Orton is firmly placed in the very English tradition of painstaking observation, elevating the low-key and reifying the banal in an attempt to give meaning and life to the overlooked.
Over the past ten years, the photographer has worked for numerous newspapers and magazines, also finding the time to build several ongoing portfolios looking at Britain's emerging post-industrial landscapes, as well as essays on Spain and India.
As the title suggests, An Essex Journey chronicles a leisurely passage through a landscape, in this case entire length of the Essex coastline, a marginalized and unlovely place far from the metropolitan gaze. Travelling with the writer Ken Worpole in 2005, Orton's camera was turned both inland and out to sea, observing the communities and industries that existed on the shore, and other weather-beaten remnants of human habitation. These are pictures of another kind of beauty, a world away from airbrushed perfection, be it human or architectural.
As Worpole writes in his introductory essay, 'at the end of the journey we appreciated, more than ever, that the Essex shoreline is especially memorable for its obstinate refusal to conform to conventional notions of what is beautiful or picturesque. This landscape is singularly rich in history, and full of layered meanings and visual pleasures to those who give it the time and attention it deserves’.

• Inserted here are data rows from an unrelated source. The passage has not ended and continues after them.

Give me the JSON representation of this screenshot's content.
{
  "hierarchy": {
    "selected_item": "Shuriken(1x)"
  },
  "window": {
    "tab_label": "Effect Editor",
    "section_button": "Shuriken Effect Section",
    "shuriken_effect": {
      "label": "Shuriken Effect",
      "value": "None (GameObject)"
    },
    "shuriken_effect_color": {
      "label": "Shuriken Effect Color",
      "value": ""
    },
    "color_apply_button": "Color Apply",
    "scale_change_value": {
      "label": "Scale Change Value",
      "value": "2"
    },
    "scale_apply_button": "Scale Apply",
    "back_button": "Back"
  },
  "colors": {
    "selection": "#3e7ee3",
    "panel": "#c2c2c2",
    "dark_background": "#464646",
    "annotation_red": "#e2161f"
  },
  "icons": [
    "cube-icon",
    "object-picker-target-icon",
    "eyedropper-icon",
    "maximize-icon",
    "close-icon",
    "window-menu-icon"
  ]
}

Receive our daily digest of inspiration, escapism and design stories from around the world direct to your inbox
Byredo introduces its first fine jewellery collection

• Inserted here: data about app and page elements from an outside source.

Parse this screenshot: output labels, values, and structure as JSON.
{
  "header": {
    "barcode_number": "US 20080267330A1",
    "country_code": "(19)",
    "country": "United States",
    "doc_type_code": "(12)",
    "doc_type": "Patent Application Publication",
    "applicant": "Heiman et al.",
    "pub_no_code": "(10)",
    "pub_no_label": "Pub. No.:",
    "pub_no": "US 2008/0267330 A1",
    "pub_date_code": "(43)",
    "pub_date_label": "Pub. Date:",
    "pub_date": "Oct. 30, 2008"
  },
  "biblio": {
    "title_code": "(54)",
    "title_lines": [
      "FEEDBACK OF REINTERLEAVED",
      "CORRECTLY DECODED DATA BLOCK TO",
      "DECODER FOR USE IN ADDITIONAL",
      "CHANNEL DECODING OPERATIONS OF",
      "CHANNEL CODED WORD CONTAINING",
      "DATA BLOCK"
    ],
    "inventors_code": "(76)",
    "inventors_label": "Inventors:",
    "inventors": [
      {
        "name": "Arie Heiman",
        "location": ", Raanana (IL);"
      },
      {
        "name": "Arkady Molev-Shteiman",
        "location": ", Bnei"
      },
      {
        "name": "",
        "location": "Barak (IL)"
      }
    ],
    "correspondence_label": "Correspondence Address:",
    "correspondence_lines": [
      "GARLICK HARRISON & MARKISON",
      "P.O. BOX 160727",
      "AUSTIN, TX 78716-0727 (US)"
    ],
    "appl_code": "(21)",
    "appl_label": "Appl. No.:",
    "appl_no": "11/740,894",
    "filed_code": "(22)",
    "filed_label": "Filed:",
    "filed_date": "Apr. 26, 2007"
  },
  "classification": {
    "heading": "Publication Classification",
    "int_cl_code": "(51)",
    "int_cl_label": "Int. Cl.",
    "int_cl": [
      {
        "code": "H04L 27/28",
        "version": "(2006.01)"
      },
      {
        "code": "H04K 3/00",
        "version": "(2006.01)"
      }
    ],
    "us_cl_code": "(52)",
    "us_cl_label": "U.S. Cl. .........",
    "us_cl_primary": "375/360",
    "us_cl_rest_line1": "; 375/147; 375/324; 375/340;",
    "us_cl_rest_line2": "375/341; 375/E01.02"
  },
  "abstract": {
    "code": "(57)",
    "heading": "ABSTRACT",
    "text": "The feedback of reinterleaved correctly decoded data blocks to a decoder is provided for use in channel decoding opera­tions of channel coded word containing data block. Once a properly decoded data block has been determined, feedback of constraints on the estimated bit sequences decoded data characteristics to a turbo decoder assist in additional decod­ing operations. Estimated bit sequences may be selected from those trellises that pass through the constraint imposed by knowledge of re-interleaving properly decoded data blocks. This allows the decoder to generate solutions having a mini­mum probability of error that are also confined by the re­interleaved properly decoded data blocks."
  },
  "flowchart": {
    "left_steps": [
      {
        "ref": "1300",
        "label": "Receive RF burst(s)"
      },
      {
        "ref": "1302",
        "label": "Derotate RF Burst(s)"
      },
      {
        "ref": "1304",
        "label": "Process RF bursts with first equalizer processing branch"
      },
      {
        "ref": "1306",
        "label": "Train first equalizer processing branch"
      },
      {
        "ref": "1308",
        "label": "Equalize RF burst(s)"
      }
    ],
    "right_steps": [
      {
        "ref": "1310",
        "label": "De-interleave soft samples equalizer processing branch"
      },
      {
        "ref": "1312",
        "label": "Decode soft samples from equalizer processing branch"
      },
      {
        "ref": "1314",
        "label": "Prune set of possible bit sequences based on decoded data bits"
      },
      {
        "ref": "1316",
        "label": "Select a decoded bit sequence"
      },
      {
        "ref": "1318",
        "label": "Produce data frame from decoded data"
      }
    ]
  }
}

Byredo fine jewellery launches with the ‘Virasaat’ collection, meaning ‘inheritance’, influenced by founder Ben Gorham’s Indian heritage
By Pei-Ru Keh Published
True to Type is a new Korean furniture brand for future generations
Seoul-based Jinsik Kim launches True to Type to explore craftsmanship and aesthetic purity through furniture and objects
By Rosa Bertoli Published
2023 Doolan Best Building award goes to Cuddymoss by Ann Nisbet Studio
The 2023 Doolan Best Building award is given to Cuddymoss, a ruin in north Ayrshire transformed into Scotland's finest building of the year
By Ellie Stathaki Published